◆ Requirement
For each line below that holds the string "value", add one to a tally; report that tally alone.

◆ Entries supplied
________________
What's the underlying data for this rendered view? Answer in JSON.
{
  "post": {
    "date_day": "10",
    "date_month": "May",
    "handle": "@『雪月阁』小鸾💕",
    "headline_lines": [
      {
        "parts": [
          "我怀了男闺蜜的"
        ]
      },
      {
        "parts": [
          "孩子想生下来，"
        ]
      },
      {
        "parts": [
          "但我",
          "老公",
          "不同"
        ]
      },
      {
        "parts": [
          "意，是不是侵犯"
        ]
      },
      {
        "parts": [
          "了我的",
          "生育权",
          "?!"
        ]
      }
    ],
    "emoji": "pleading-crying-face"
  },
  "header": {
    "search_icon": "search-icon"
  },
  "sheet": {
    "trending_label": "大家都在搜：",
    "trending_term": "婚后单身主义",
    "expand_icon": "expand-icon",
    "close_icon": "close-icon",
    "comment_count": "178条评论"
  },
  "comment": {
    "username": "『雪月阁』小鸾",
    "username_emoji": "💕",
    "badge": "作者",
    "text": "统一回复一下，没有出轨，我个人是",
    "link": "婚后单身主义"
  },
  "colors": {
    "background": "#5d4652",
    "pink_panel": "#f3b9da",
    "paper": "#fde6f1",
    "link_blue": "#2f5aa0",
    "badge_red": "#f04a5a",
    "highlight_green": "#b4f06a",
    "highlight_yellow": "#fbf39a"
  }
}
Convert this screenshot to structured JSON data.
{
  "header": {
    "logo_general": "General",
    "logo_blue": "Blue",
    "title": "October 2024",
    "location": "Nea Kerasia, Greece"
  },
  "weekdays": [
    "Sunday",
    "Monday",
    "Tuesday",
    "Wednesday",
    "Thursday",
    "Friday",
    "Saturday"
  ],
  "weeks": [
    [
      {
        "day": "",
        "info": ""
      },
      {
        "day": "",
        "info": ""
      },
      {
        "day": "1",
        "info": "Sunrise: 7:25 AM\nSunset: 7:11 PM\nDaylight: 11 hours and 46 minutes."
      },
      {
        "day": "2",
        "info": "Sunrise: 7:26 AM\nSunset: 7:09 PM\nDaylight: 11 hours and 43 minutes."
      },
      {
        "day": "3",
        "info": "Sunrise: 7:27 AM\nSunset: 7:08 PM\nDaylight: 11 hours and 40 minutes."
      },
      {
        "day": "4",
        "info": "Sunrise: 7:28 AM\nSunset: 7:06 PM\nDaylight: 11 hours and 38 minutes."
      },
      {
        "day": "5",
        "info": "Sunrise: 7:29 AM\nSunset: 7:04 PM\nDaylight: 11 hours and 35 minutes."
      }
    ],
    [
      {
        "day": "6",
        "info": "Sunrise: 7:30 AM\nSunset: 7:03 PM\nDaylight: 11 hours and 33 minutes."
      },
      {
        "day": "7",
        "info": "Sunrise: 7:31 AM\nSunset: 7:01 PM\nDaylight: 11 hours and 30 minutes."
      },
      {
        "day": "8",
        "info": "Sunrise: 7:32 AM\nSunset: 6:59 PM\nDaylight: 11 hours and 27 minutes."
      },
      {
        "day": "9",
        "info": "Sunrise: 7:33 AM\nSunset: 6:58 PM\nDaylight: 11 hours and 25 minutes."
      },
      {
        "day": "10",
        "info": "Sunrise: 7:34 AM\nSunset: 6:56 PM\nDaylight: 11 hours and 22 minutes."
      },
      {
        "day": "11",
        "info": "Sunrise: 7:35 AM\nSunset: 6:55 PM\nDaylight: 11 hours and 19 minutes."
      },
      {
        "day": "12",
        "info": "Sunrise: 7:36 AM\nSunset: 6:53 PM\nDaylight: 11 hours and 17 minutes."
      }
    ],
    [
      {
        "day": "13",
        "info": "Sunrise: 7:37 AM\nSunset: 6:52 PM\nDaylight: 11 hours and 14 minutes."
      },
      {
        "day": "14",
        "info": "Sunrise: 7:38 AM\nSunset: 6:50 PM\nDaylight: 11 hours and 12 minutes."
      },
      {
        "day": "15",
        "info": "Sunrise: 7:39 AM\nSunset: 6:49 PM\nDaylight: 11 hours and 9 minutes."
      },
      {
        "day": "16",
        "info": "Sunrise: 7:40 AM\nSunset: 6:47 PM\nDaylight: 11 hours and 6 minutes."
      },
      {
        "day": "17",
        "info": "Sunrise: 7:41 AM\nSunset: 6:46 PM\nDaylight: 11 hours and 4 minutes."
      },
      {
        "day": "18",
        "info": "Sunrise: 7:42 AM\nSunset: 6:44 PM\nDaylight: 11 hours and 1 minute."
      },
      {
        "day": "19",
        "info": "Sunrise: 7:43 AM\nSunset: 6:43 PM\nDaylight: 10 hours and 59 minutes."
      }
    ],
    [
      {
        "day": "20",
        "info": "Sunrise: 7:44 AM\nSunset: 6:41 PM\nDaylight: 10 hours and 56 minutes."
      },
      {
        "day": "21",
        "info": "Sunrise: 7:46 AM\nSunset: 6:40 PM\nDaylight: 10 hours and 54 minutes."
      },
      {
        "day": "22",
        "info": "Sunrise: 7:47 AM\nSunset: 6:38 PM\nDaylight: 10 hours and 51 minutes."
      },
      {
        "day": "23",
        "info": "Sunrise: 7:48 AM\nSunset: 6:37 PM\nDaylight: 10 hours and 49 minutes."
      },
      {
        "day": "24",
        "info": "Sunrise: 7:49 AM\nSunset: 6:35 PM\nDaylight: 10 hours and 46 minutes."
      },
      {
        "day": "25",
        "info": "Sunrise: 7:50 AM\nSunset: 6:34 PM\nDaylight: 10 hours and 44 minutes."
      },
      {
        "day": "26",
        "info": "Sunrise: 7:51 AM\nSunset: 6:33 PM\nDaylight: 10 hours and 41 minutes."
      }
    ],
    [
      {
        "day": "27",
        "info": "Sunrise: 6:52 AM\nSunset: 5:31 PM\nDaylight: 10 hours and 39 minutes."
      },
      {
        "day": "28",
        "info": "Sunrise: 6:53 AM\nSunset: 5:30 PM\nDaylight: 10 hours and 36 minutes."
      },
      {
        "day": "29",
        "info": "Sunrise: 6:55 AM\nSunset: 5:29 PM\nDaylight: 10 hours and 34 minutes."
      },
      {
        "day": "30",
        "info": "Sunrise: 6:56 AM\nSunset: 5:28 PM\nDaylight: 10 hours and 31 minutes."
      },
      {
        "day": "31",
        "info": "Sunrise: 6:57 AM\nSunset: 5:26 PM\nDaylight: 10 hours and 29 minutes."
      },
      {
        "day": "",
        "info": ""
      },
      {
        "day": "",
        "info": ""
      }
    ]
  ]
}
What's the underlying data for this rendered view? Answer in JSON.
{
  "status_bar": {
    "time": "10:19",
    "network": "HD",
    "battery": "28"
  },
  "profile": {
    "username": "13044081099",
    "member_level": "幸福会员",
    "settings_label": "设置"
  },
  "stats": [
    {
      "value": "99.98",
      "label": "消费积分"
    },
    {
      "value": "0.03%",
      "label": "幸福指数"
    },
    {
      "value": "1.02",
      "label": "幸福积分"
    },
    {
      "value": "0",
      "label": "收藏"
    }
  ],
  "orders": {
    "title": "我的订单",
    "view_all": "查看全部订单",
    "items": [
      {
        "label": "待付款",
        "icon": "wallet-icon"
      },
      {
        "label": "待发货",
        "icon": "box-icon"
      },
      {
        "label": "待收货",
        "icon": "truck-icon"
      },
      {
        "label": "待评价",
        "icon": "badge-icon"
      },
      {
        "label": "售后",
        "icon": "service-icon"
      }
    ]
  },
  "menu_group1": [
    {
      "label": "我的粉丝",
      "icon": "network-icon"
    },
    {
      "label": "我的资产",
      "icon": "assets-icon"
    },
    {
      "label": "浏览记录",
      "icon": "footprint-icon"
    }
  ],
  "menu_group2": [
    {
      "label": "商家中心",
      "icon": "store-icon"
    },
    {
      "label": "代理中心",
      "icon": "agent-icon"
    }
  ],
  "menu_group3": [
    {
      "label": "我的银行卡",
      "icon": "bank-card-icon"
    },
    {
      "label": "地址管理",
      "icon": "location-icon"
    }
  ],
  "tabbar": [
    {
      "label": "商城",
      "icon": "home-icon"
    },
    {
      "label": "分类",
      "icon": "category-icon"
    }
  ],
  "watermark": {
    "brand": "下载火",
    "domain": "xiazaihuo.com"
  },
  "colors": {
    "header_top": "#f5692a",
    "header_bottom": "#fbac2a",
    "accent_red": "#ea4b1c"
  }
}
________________
◆ Result below
4